Further, Industry 4.0 technologies can enhance the operation of the equipment itself, providing real-time recommendations for production optimisation; improving efficiency, reliability, and overall operational costs. Sam forwards the example of Dow Chemical, which incorporated a bi-directional communication system in one of its facilities for digitally enhanced predictive maintenance, leading to a 66% reduction in downtime over a three year period and significant financial savings. The technology can also enhance efficiencies by networking across multiple manufacturing plants worldwide.

In respect to ‘idea-to-product’ and ‘sales-to-delivery’ areas of potential for the sector, digital solutions could allow for the simulation of new plants prior to commissioning to enhance eventual implementation, while adopting big data and 3D printing for research & development activities could help reduce the risk through greater predictive modelling. For sales-to-delivery, demand forecasting and pricing can be improved through real-time data collation, while the Internet of Things and integrated data flows can allow for automated warehousing and better inventory management.

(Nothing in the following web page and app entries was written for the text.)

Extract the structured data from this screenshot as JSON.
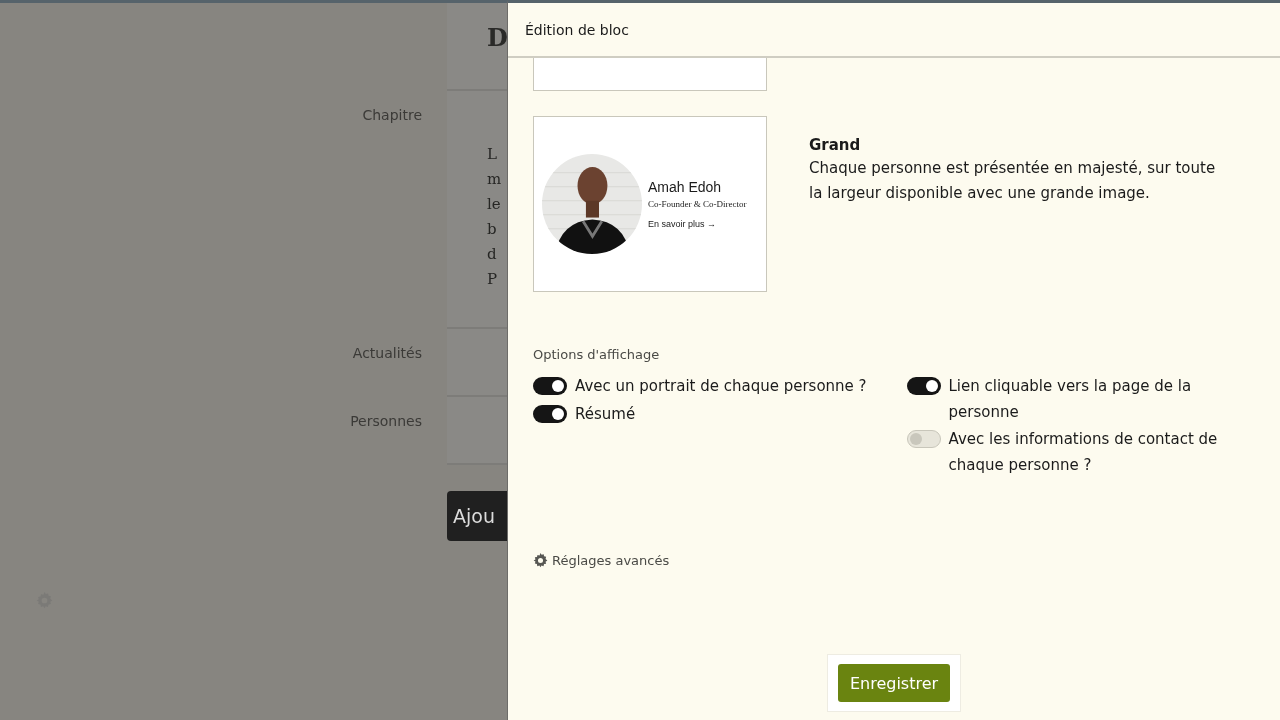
{
  "background_page": {
    "heading": "D",
    "sections": [
      {
        "label": "Chapitre",
        "text_lines": [
          "L",
          "m",
          "le",
          "b",
          "d",
          "P"
        ]
      },
      {
        "label": "Actualités"
      },
      {
        "label": "Personnes"
      }
    ],
    "add_button": "Ajou"
  },
  "drawer": {
    "title": "Édition de bloc",
    "layout_options": [
      {
        "kind": "blank"
      },
      {
        "kind": "preview",
        "preview": {
          "name": "Amah Edoh",
          "role": "Co-Founder & Co-Director",
          "link": "En savoir plus →"
        },
        "title": "Grand",
        "description": "Chaque personne est présentée en majesté, sur toute la largeur disponible avec une grande image."
      }
    ],
    "options_title": "Options d'affichage",
    "toggle_columns": [
      [
        {
          "label": "Avec un portrait de chaque personne ?",
          "on": true
        },
        {
          "label": "Résumé",
          "on": true
        }
      ],
      [
        {
          "label": "Lien cliquable vers la page de la personne",
          "on": true
        },
        {
          "label": "Avec les informations de contact de chaque personne ?",
          "on": false
        }
      ]
    ],
    "advanced": "Réglages avancés",
    "save_button": "Enregistrer"
  }
}
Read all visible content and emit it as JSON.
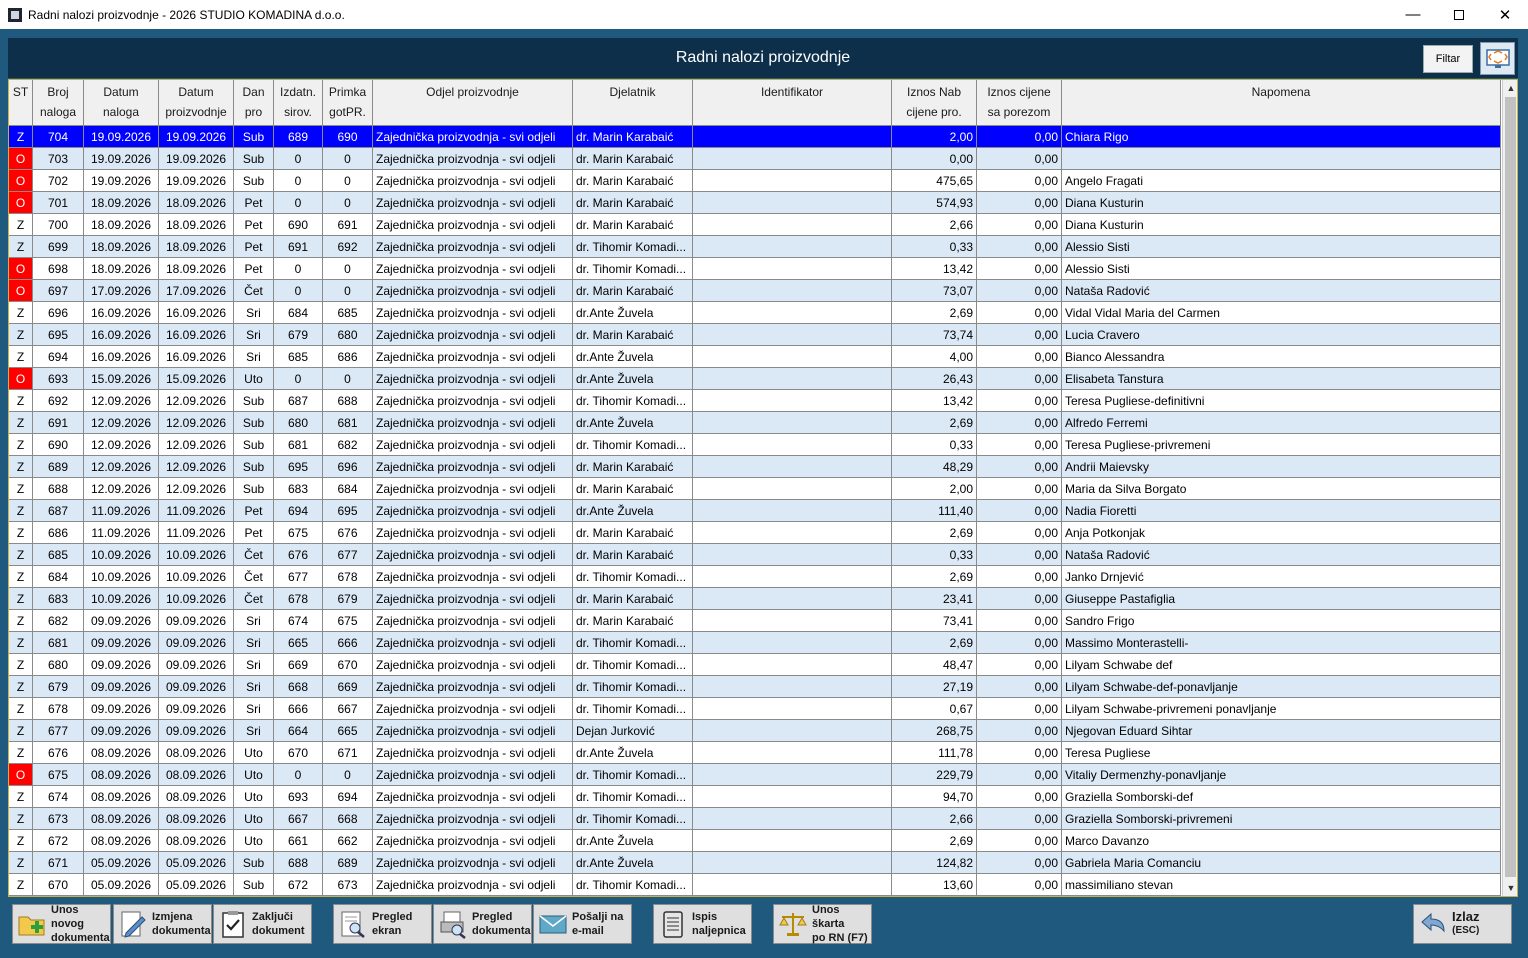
{
  "window": {
    "title": "Radni nalozi proizvodnje - 2026 STUDIO KOMADINA d.o.o.",
    "minimize": "—",
    "close": "✕"
  },
  "header": {
    "title": "Radni nalozi proizvodnje",
    "filter_label": "Filtar"
  },
  "columns": [
    {
      "key": "st",
      "label": "ST"
    },
    {
      "key": "broj",
      "label": "Broj\nnaloga"
    },
    {
      "key": "datum_naloga",
      "label": "Datum\nnaloga"
    },
    {
      "key": "datum_proizvodnje",
      "label": "Datum\nproizvodnje"
    },
    {
      "key": "dan",
      "label": "Dan\npro"
    },
    {
      "key": "izdatn",
      "label": "Izdatn.\nsirov."
    },
    {
      "key": "primka",
      "label": "Primka\ngotPR."
    },
    {
      "key": "odjel",
      "label": "Odjel proizvodnje"
    },
    {
      "key": "djelatnik",
      "label": "Djelatnik"
    },
    {
      "key": "identifikator",
      "label": "Identifikator"
    },
    {
      "key": "iznos_nab",
      "label": "Iznos Nab\ncijene pro."
    },
    {
      "key": "iznos_cijene",
      "label": "Iznos cijene\nsa porezom"
    },
    {
      "key": "napomena",
      "label": "Napomena"
    }
  ],
  "rows": [
    [
      "Z",
      "704",
      "19.09.2026",
      "19.09.2026",
      "Sub",
      "689",
      "690",
      "Zajednička proizvodnja - svi odjeli",
      "dr. Marin Karabaić",
      "",
      "2,00",
      "0,00",
      "Chiara Rigo"
    ],
    [
      "O",
      "703",
      "19.09.2026",
      "19.09.2026",
      "Sub",
      "0",
      "0",
      "Zajednička proizvodnja - svi odjeli",
      "dr. Marin Karabaić",
      "",
      "0,00",
      "0,00",
      ""
    ],
    [
      "O",
      "702",
      "19.09.2026",
      "19.09.2026",
      "Sub",
      "0",
      "0",
      "Zajednička proizvodnja - svi odjeli",
      "dr. Marin Karabaić",
      "",
      "475,65",
      "0,00",
      "Angelo Fragati"
    ],
    [
      "O",
      "701",
      "18.09.2026",
      "18.09.2026",
      "Pet",
      "0",
      "0",
      "Zajednička proizvodnja - svi odjeli",
      "dr. Marin Karabaić",
      "",
      "574,93",
      "0,00",
      "Diana Kusturin"
    ],
    [
      "Z",
      "700",
      "18.09.2026",
      "18.09.2026",
      "Pet",
      "690",
      "691",
      "Zajednička proizvodnja - svi odjeli",
      "dr. Marin Karabaić",
      "",
      "2,66",
      "0,00",
      "Diana Kusturin"
    ],
    [
      "Z",
      "699",
      "18.09.2026",
      "18.09.2026",
      "Pet",
      "691",
      "692",
      "Zajednička proizvodnja - svi odjeli",
      "dr. Tihomir Komadi...",
      "",
      "0,33",
      "0,00",
      "Alessio Sisti"
    ],
    [
      "O",
      "698",
      "18.09.2026",
      "18.09.2026",
      "Pet",
      "0",
      "0",
      "Zajednička proizvodnja - svi odjeli",
      "dr. Tihomir Komadi...",
      "",
      "13,42",
      "0,00",
      "Alessio Sisti"
    ],
    [
      "O",
      "697",
      "17.09.2026",
      "17.09.2026",
      "Čet",
      "0",
      "0",
      "Zajednička proizvodnja - svi odjeli",
      "dr. Marin Karabaić",
      "",
      "73,07",
      "0,00",
      "Nataša Radović"
    ],
    [
      "Z",
      "696",
      "16.09.2026",
      "16.09.2026",
      "Sri",
      "684",
      "685",
      "Zajednička proizvodnja - svi odjeli",
      "dr.Ante Žuvela",
      "",
      "2,69",
      "0,00",
      "Vidal Vidal Maria del Carmen"
    ],
    [
      "Z",
      "695",
      "16.09.2026",
      "16.09.2026",
      "Sri",
      "679",
      "680",
      "Zajednička proizvodnja - svi odjeli",
      "dr. Marin Karabaić",
      "",
      "73,74",
      "0,00",
      "Lucia Cravero"
    ],
    [
      "Z",
      "694",
      "16.09.2026",
      "16.09.2026",
      "Sri",
      "685",
      "686",
      "Zajednička proizvodnja - svi odjeli",
      "dr.Ante Žuvela",
      "",
      "4,00",
      "0,00",
      "Bianco Alessandra"
    ],
    [
      "O",
      "693",
      "15.09.2026",
      "15.09.2026",
      "Uto",
      "0",
      "0",
      "Zajednička proizvodnja - svi odjeli",
      "dr.Ante Žuvela",
      "",
      "26,43",
      "0,00",
      "Elisabeta Tanstura"
    ],
    [
      "Z",
      "692",
      "12.09.2026",
      "12.09.2026",
      "Sub",
      "687",
      "688",
      "Zajednička proizvodnja - svi odjeli",
      "dr. Tihomir Komadi...",
      "",
      "13,42",
      "0,00",
      "Teresa Pugliese-definitivni"
    ],
    [
      "Z",
      "691",
      "12.09.2026",
      "12.09.2026",
      "Sub",
      "680",
      "681",
      "Zajednička proizvodnja - svi odjeli",
      "dr.Ante Žuvela",
      "",
      "2,69",
      "0,00",
      "Alfredo Ferremi"
    ],
    [
      "Z",
      "690",
      "12.09.2026",
      "12.09.2026",
      "Sub",
      "681",
      "682",
      "Zajednička proizvodnja - svi odjeli",
      "dr. Tihomir Komadi...",
      "",
      "0,33",
      "0,00",
      "Teresa Pugliese-privremeni"
    ],
    [
      "Z",
      "689",
      "12.09.2026",
      "12.09.2026",
      "Sub",
      "695",
      "696",
      "Zajednička proizvodnja - svi odjeli",
      "dr. Marin Karabaić",
      "",
      "48,29",
      "0,00",
      "Andrii Maievsky"
    ],
    [
      "Z",
      "688",
      "12.09.2026",
      "12.09.2026",
      "Sub",
      "683",
      "684",
      "Zajednička proizvodnja - svi odjeli",
      "dr. Marin Karabaić",
      "",
      "2,00",
      "0,00",
      "Maria da Silva Borgato"
    ],
    [
      "Z",
      "687",
      "11.09.2026",
      "11.09.2026",
      "Pet",
      "694",
      "695",
      "Zajednička proizvodnja - svi odjeli",
      "dr.Ante Žuvela",
      "",
      "111,40",
      "0,00",
      "Nadia Fioretti"
    ],
    [
      "Z",
      "686",
      "11.09.2026",
      "11.09.2026",
      "Pet",
      "675",
      "676",
      "Zajednička proizvodnja - svi odjeli",
      "dr. Marin Karabaić",
      "",
      "2,69",
      "0,00",
      "Anja Potkonjak"
    ],
    [
      "Z",
      "685",
      "10.09.2026",
      "10.09.2026",
      "Čet",
      "676",
      "677",
      "Zajednička proizvodnja - svi odjeli",
      "dr. Marin Karabaić",
      "",
      "0,33",
      "0,00",
      "Nataša Radović"
    ],
    [
      "Z",
      "684",
      "10.09.2026",
      "10.09.2026",
      "Čet",
      "677",
      "678",
      "Zajednička proizvodnja - svi odjeli",
      "dr. Tihomir Komadi...",
      "",
      "2,69",
      "0,00",
      "Janko Drnjević"
    ],
    [
      "Z",
      "683",
      "10.09.2026",
      "10.09.2026",
      "Čet",
      "678",
      "679",
      "Zajednička proizvodnja - svi odjeli",
      "dr. Marin Karabaić",
      "",
      "23,41",
      "0,00",
      "Giuseppe Pastafiglia"
    ],
    [
      "Z",
      "682",
      "09.09.2026",
      "09.09.2026",
      "Sri",
      "674",
      "675",
      "Zajednička proizvodnja - svi odjeli",
      "dr. Marin Karabaić",
      "",
      "73,41",
      "0,00",
      "Sandro Frigo"
    ],
    [
      "Z",
      "681",
      "09.09.2026",
      "09.09.2026",
      "Sri",
      "665",
      "666",
      "Zajednička proizvodnja - svi odjeli",
      "dr. Tihomir Komadi...",
      "",
      "2,69",
      "0,00",
      "Massimo Monterastelli-"
    ],
    [
      "Z",
      "680",
      "09.09.2026",
      "09.09.2026",
      "Sri",
      "669",
      "670",
      "Zajednička proizvodnja - svi odjeli",
      "dr. Tihomir Komadi...",
      "",
      "48,47",
      "0,00",
      "Lilyam Schwabe def"
    ],
    [
      "Z",
      "679",
      "09.09.2026",
      "09.09.2026",
      "Sri",
      "668",
      "669",
      "Zajednička proizvodnja - svi odjeli",
      "dr. Tihomir Komadi...",
      "",
      "27,19",
      "0,00",
      "Lilyam Schwabe-def-ponavljanje"
    ],
    [
      "Z",
      "678",
      "09.09.2026",
      "09.09.2026",
      "Sri",
      "666",
      "667",
      "Zajednička proizvodnja - svi odjeli",
      "dr. Tihomir Komadi...",
      "",
      "0,67",
      "0,00",
      "Lilyam Schwabe-privremeni ponavljanje"
    ],
    [
      "Z",
      "677",
      "09.09.2026",
      "09.09.2026",
      "Sri",
      "664",
      "665",
      "Zajednička proizvodnja - svi odjeli",
      "Dejan Jurković",
      "",
      "268,75",
      "0,00",
      "Njegovan Eduard Sihtar"
    ],
    [
      "Z",
      "676",
      "08.09.2026",
      "08.09.2026",
      "Uto",
      "670",
      "671",
      "Zajednička proizvodnja - svi odjeli",
      "dr.Ante Žuvela",
      "",
      "111,78",
      "0,00",
      "Teresa Pugliese"
    ],
    [
      "O",
      "675",
      "08.09.2026",
      "08.09.2026",
      "Uto",
      "0",
      "0",
      "Zajednička proizvodnja - svi odjeli",
      "dr. Tihomir Komadi...",
      "",
      "229,79",
      "0,00",
      "Vitaliy Dermenzhy-ponavljanje"
    ],
    [
      "Z",
      "674",
      "08.09.2026",
      "08.09.2026",
      "Uto",
      "693",
      "694",
      "Zajednička proizvodnja - svi odjeli",
      "dr. Tihomir Komadi...",
      "",
      "94,70",
      "0,00",
      "Graziella Somborski-def"
    ],
    [
      "Z",
      "673",
      "08.09.2026",
      "08.09.2026",
      "Uto",
      "667",
      "668",
      "Zajednička proizvodnja - svi odjeli",
      "dr. Tihomir Komadi...",
      "",
      "2,66",
      "0,00",
      "Graziella Somborski-privremeni"
    ],
    [
      "Z",
      "672",
      "08.09.2026",
      "08.09.2026",
      "Uto",
      "661",
      "662",
      "Zajednička proizvodnja - svi odjeli",
      "dr.Ante Žuvela",
      "",
      "2,69",
      "0,00",
      "Marco Davanzo"
    ],
    [
      "Z",
      "671",
      "05.09.2026",
      "05.09.2026",
      "Sub",
      "688",
      "689",
      "Zajednička proizvodnja - svi odjeli",
      "dr.Ante Žuvela",
      "",
      "124,82",
      "0,00",
      "Gabriela Maria Comanciu"
    ],
    [
      "Z",
      "670",
      "05.09.2026",
      "05.09.2026",
      "Sub",
      "672",
      "673",
      "Zajednička proizvodnja - svi odjeli",
      "dr. Tihomir Komadi...",
      "",
      "13,60",
      "0,00",
      "massimiliano stevan"
    ]
  ],
  "selected_row": 0,
  "toolbar": {
    "new_doc": "Unos novog\ndokumenta",
    "edit_doc": "Izmjena\ndokumenta",
    "close_doc": "Zaključi\ndokument",
    "preview_screen": "Pregled\nekran",
    "preview_doc": "Pregled\ndokumenta",
    "send_email": "Pošalji na\ne-mail",
    "print_labels": "Ispis\nnaljepnica",
    "scrap_entry": "Unos škarta\npo RN (F7)",
    "exit": "Izlaz",
    "exit_sub": "(ESC)"
  },
  "icons": {
    "new_doc": "folder-plus-icon",
    "edit_doc": "edit-pencil-icon",
    "close_doc": "checklist-icon",
    "preview_screen": "magnifier-doc-icon",
    "preview_doc": "printer-preview-icon",
    "send_email": "envelope-icon",
    "print_labels": "label-print-icon",
    "scrap_entry": "scales-icon",
    "exit": "back-arrow-icon"
  },
  "colors": {
    "frame": "#1f5a7e",
    "header": "#0d2f4a",
    "selected": "#0000ff",
    "status_open": "#ff0000",
    "row_alt": "#dbe9f7"
  }
}
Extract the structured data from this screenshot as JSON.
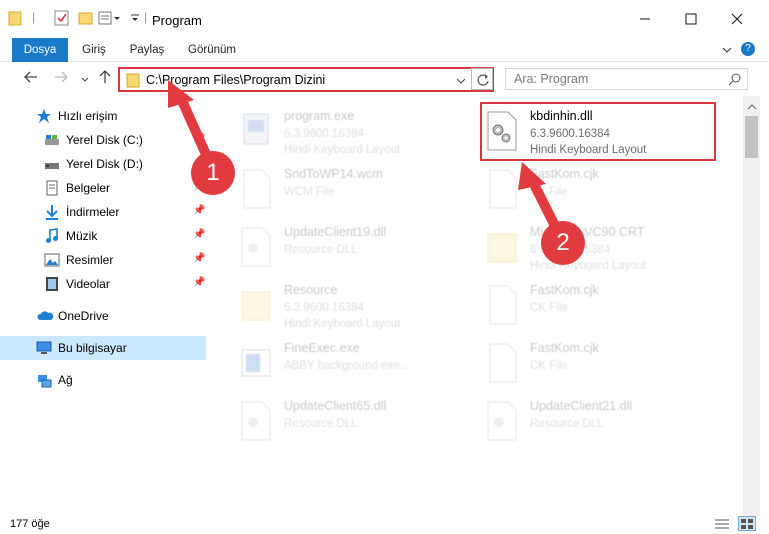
{
  "window": {
    "title": "Program"
  },
  "ribbon": {
    "tabs": [
      "Dosya",
      "Giriş",
      "Paylaş",
      "Görünüm"
    ]
  },
  "address": {
    "path": "C:\\Program Files\\Program Dizini"
  },
  "search": {
    "placeholder": "Ara: Program"
  },
  "sidebar": {
    "items": [
      {
        "label": "Hızlı erişim"
      },
      {
        "label": "Yerel Disk (C:)"
      },
      {
        "label": "Yerel Disk (D:)"
      },
      {
        "label": "Belgeler"
      },
      {
        "label": "İndirmeler"
      },
      {
        "label": "Müzik"
      },
      {
        "label": "Resimler"
      },
      {
        "label": "Videolar"
      },
      {
        "label": "OneDrive"
      },
      {
        "label": "Bu bilgisayar"
      },
      {
        "label": "Ağ"
      }
    ]
  },
  "files": [
    {
      "name": "program.exe",
      "line1": "6.3.9600.16384",
      "line2": "Hindi Keyboard Layout"
    },
    {
      "name": "kbdinhin.dll",
      "line1": "6.3.9600.16384",
      "line2": "Hindi Keyboard Layout"
    },
    {
      "name": "SndToWP14.wcm",
      "line1": "WCM File",
      "line2": ""
    },
    {
      "name": "FastKom.cjk",
      "line1": "CK File",
      "line2": ""
    },
    {
      "name": "UpdateClient19.dll",
      "line1": "Resource DLL",
      "line2": ""
    },
    {
      "name": "Microsoft.VC90.CRT",
      "line1": "6.3.9600.16384",
      "line2": "Hindi Keyboard Layout"
    },
    {
      "name": "Resource",
      "line1": "6.3.9600.16384",
      "line2": "Hindi Keyboard Layout"
    },
    {
      "name": "FastKom.cjk",
      "line1": "CK File",
      "line2": ""
    },
    {
      "name": "FineExec.exe",
      "line1": "ABBY background exe...",
      "line2": ""
    },
    {
      "name": "FastKom.cjk",
      "line1": "CK File",
      "line2": ""
    },
    {
      "name": "UpdateClient65.dll",
      "line1": "Resource DLL",
      "line2": ""
    },
    {
      "name": "UpdateClient21.dll",
      "line1": "Resource DLL",
      "line2": ""
    }
  ],
  "annotations": {
    "badge1": "1",
    "badge2": "2"
  },
  "status": {
    "count": "177 öğe"
  },
  "colors": {
    "accent": "#1979ca",
    "highlight": "#d9363e"
  }
}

Sam writes in conclusion; “As the next generation of production technology is starting to unfold, big data analytics, virtual environments, simulation software, broad connectivity, collaborative robots, machine-to-machine communication and new manufacturing techniques such as 3D printing are creating new opportunities for the chemical industry… Chemical companies in the Arabian Gulf are (now) beginning to embrace digital, realising that Industry 4.0 is a must to stay competitive in the global market.”